Netflix (NASDAQ:NFLX) is set to report its first-quarter earnings results on Monday. With all of the talks about a possible acquisition by Apple (NASDAQ:AAPL) and/or the fact that Apple has become a competitor, investors have already forgotten that Netflix still has a dominant business, one that has consistently demolished both earnings and guidance.
The problem with Netflix can be answered in one word; momentum. Investors sometime forget that momentum is a two-way street. And that momentum has gone the opposite way - pushing the stock down roughly 30% over the past 30 days. Even so, investors take solace in the fact that the stock has doubled of the trailing 12 months. But it's not time to get comfortable. One false move, or rather, one weak metric in Monday's report can send the stock tumbling to the $300 mark.
On Monday, analysts will look for earnings to grow roughly 170% year-over-year. That's not a typo. The consensus estimate is 83 cents per share, which will more than double last year's mark of 31 cents. This means that the Street is bullish on the company's future. In fact, over the past three months, estimates have risen from 77 cents. For the full year, the Street will be looking for earnings of $4.14 per share.
Revenue, meanwhile, is projected to surge 24% year-over-year to $1.27 billion for the quarter. Last year, the streaming movie giant posted revenue of $1.02 billion. For the full year, revenue is seen coming in at $5.38 billion. From my vantage point, these numbers are extremely conservative. And I don't see how Netflix will miss any of its targets. This is a company that knows how to deliver the goods.
Consider, over the previous four quarters, the company has delivered consistent double-digit year-over-year revenue growth. Even more impressive is the fact that revenue has surged by an average of 20% during that span, including a 22% jump in the third quarter. Despite these successes, it's a little surprising that investors suddenly feel threatened by Apple's recent deal with Comcast (NASDAQ:CMCSA).
As dominant has been Apple and the company's drive to re-invent TV, Apple is not yet in a position to threaten Netflix's subscribers. And more than anything, this is why the talking point has led to a possible acquisition by Apple. Content is king. And despite the inroads Apple may make in short periods of time, Apple will have a hard time matching Netflix's library, much less, surpassing.
For that matter, Amazon (NASDAQ:AMZN) has proven to be no threat. Despite the advantages Amazon has presented with bundling its Prime Streaming service, Netflix continues to grow subscribers at an impressive rate. Plus, unlike Netflix, Amazon has yet to explore international expansion. This is because the company feels it is too early.
Amazon wants more data from its domestic operation before investing in global growth. Netflix, meanwhile, has amassed 44 million worldwide subscribers, and expects to grow that figure by an additional 4 million in 2014, helped by Netflix's ability to differentiate itself by offering original content. Apple and Amazon are in no position to do this.

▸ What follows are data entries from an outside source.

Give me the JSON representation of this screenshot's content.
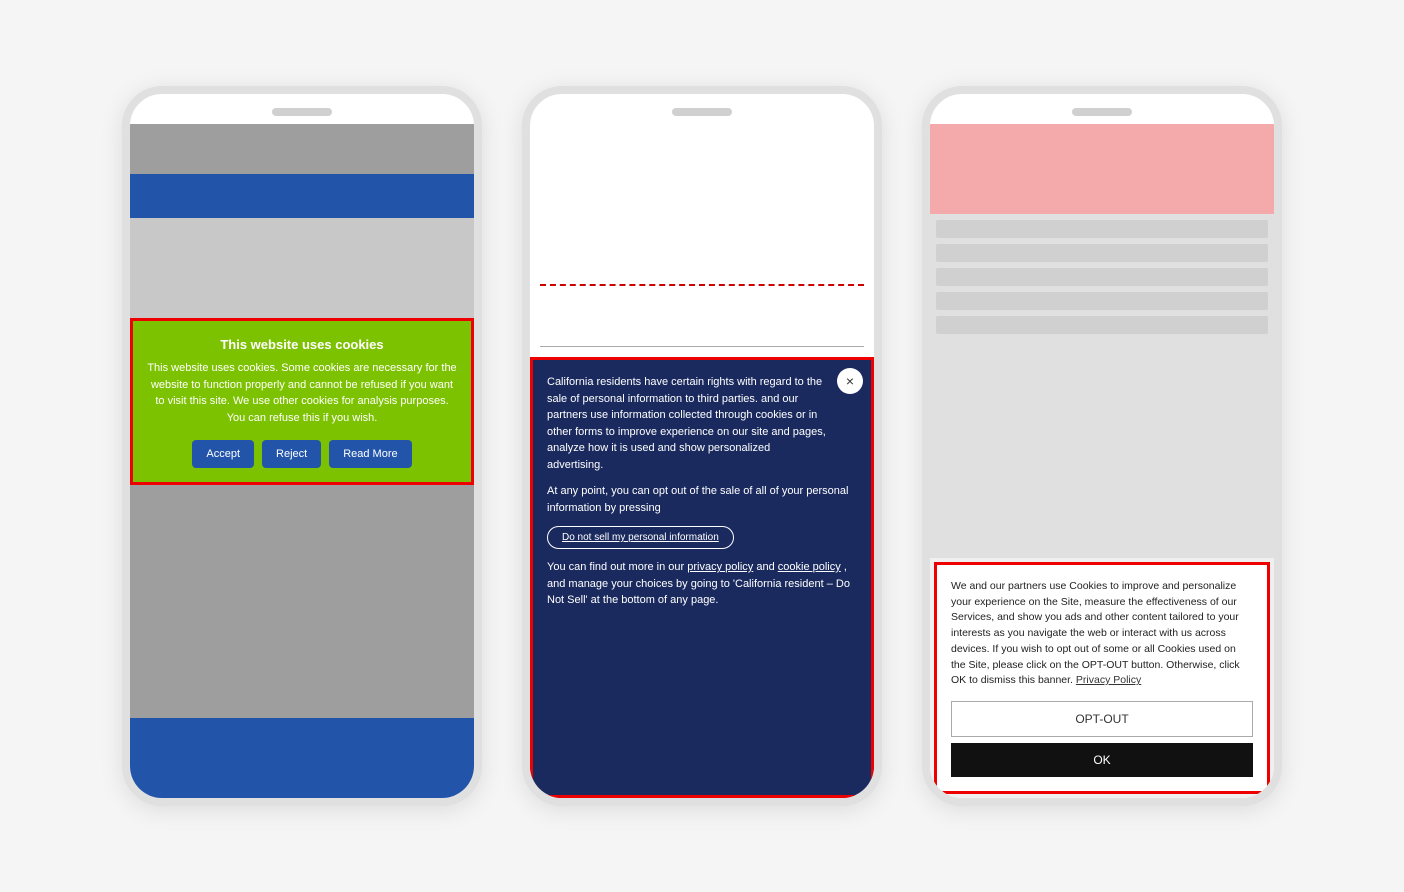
{
  "phone1": {
    "speaker": "",
    "cookie_banner": {
      "title": "This website uses cookies",
      "text": "This website uses cookies. Some cookies are necessary for the website to function properly and cannot be refused if you want to visit this site. We use other cookies for analysis purposes. You can refuse this if you wish.",
      "btn_accept": "Accept",
      "btn_reject": "Reject",
      "btn_read_more": "Read More"
    }
  },
  "phone2": {
    "speaker": "",
    "cookie_banner": {
      "text1": "California residents have certain rights with regard to the sale of personal information to third parties.            and our partners use information collected through cookies or in other forms to improve experience on our site and pages, analyze how it is used and show personalized advertising.",
      "text2": "At any point, you can opt out of the sale of all of your personal information by pressing",
      "do_not_sell_btn_prefix": "Do not sell my personal ",
      "do_not_sell_btn_link": "information",
      "text3": "You can find out more in our",
      "privacy_policy_link": "privacy policy",
      "and": "and",
      "cookie_policy_link": "cookie policy",
      "text3_end": ", and manage your choices by going to 'California resident – Do Not Sell' at the bottom of any page.",
      "close_icon": "×"
    }
  },
  "phone3": {
    "speaker": "",
    "cookie_banner": {
      "text": "We and our partners use Cookies to improve and personalize your experience on the Site, measure the effectiveness of our Services, and show you ads and other content tailored to your interests as you navigate the web or interact with us across devices. If you wish to opt out of some or all Cookies used on the Site, please click on the OPT-OUT button. Otherwise, click OK to dismiss this banner.",
      "privacy_policy_link": "Privacy Policy",
      "opt_out_label": "OPT-OUT",
      "ok_label": "OK"
    }
  }
}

This is why CEO Reed Hastings considers HBO his company's only true threat. And let's assume that the Apple and Comcast discussions lead to some more than just talk, it is still unlikely that Apple will enter Netflix's market. Consider, Netflix offers unlimited streaming. Given Apple's strict attention to profit margins, Apple is not likely to follow this model.
Instead Apple's appeal will be in its ability to offer an à la carte model - something that consumers have been for years begging for. Plus, with Apple's current Apple TV device, which produced $1 billion in revenue for 2013, Apple will be more focused on growing that business than engaging in a content battle with Netflix. So for now, it's time to put away the "Apple will the death of Netflix" signs.
With Netflix stock still down sharply from their 52-week high, I would be a buyer here ahead of first-quarter earnings. While momentum is indeed a two-way street, it take one solid quarter to remind investors of the errors of their ways. And on the basis of growing free cash flow, revenue and global subscribers, these shares will regain their $400 market shortly after these results are announced.
Disclosure: I am long AAPL.
Business relationship disclosure: The article has been written by Wall Street Playbook's tech sector analyst. Wall Street Playbook is not receiving compensation for it (other than from Seeking Alpha). Wall Street Playbook has no business relationship with any company whose stock is mentioned in this article.